The pressing need for renewable resources has resulted in growing efforts to develop “sustainable cell factory” platforms for the production of valuable biocompounds. One extremely strong and tough biomaterial, made by nature, is spider silk. Spiders produce amazingly strong and lightweight threads called draglines that are made from silk proteins. The silk could be used to manufacture a number of useful materials, given a large enough quantity. But getting enough of the protein is difficult because only a small amount is produced by each spider.
In a new study, a research team from the RIKEN Center for Sustainable Resource Science (CSRS) produced spider silk using a marine photosynthetic purple bacterium, Rhodovulum sulfidophilum. This study could open a new era in which photosynthetic biofactories stably output the bulk of spider silk.
The work is published in Communications Biology in the paper, “A marine photosynthetic microbial cell factory as a platform for spider silk production.”
“Spider silk has the potential to be used in the manufacture of high-performance and durable materials such as tear-resistant clothing, automobile parts, and aerospace components,” explained Choon Pin Foong, PhD, researcher at CSRS and first author on the study. “Its biocompatibility makes it safe for use in biomedical applications such as drug delivery systems, implant devices, and scaffolds for tissue engineering.” Because only a trace amount can be obtained from one spider, and because breeding large numbers of spiders is difficult, attempts have been made to produce artificial spider silk in a variety of species.
Photosynthetic microorganisms such as cyanobacteria, purple bacteria, and microalgae have attracted great interest as promising platforms for economical and sustainable production of bioenergy, biochemicals, and biopolymers.
The CSRS team focused on R. sulfidophilum which has qualities that make it ideal for establishing a sustainable biofactory. It grows in seawater, requires carbon dioxide and nitrogen in the atmosphere, and uses solar energy—all of which are abundant and inexhaustible. R. sulfidophilum grow by utilizing abundant and renewable nonfood bioresources such as seawater, sunlight, and gaseous CO2 and N2, thus making this photosynthetic microbial cell factory a promising green and sustainable production platform for proteins and biopolymers, including spider silks.
The authors explained that spun silk fibers are mainly composed of multiple types of major ampullate spidroin (MaSp) such as MaSp1 and MaSp2, and that MaSp is produced in the major ampullate gland of spiders.
In this work, the team demonstrates heterotrophic production of MaSp in R. sulfidophilum under both photoheterotrophic and photoautotrophic growth conditions.
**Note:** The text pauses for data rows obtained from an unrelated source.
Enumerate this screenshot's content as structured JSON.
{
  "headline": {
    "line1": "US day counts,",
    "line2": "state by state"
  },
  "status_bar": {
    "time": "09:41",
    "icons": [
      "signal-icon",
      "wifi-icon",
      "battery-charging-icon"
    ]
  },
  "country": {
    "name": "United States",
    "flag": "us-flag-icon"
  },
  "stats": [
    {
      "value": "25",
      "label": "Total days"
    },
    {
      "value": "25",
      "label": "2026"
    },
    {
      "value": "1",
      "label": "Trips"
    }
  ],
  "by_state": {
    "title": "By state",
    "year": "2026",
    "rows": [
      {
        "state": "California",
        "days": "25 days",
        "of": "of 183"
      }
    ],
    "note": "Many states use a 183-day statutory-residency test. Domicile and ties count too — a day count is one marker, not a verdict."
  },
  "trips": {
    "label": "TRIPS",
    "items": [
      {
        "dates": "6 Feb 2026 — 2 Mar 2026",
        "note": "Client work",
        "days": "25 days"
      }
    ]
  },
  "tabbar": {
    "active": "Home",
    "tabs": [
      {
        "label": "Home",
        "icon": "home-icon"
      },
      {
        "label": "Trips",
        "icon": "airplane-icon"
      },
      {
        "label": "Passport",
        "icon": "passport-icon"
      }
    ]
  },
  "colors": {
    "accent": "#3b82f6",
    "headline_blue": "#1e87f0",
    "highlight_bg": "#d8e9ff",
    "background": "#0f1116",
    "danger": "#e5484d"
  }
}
The researchers genetically engineered the bacterium to produce MaSp1 protein, the main component of the Nephila spider dragline which is thought to play an important role in the strength of the spider silk. Optimization of the gene sequence that they inserted into the bacterium’s genome was able to maximize the amount of silk that could be produced. They also found that a simple recipe of artificial seawater, bicarbonate salt, nitrogen gas, yeast extract, and irradiation with near-infrared light, allows R. sulfidophilum to produce the silk protein efficiently. Further observations confirmed that the surface and internal structures of the fibers produced in the bacteria were very similar to those produced naturally by spiders.
“Our current study shows the initial proof of concept for producing spider silk in photosynthetic bacteria. We are now working to mass produce spider-silk dragline proteins at higher molecular weights in our photosynthetic system,” Numata said. “The photosynthetic microbial cell factories, which produce biobased and biodegradable materials via a carbon neutral bioprocess, could help us in accomplishing some of the Sustainable Development Goals (SDGs) adopted by the United Nations such as Goal #12 ‘Responsible Production and Consumption,’ and Goal #13 ‘Climate Action.’ Our results will help provide feasible solutions for energy, water, and food crises, solid waste problems, and global warming.”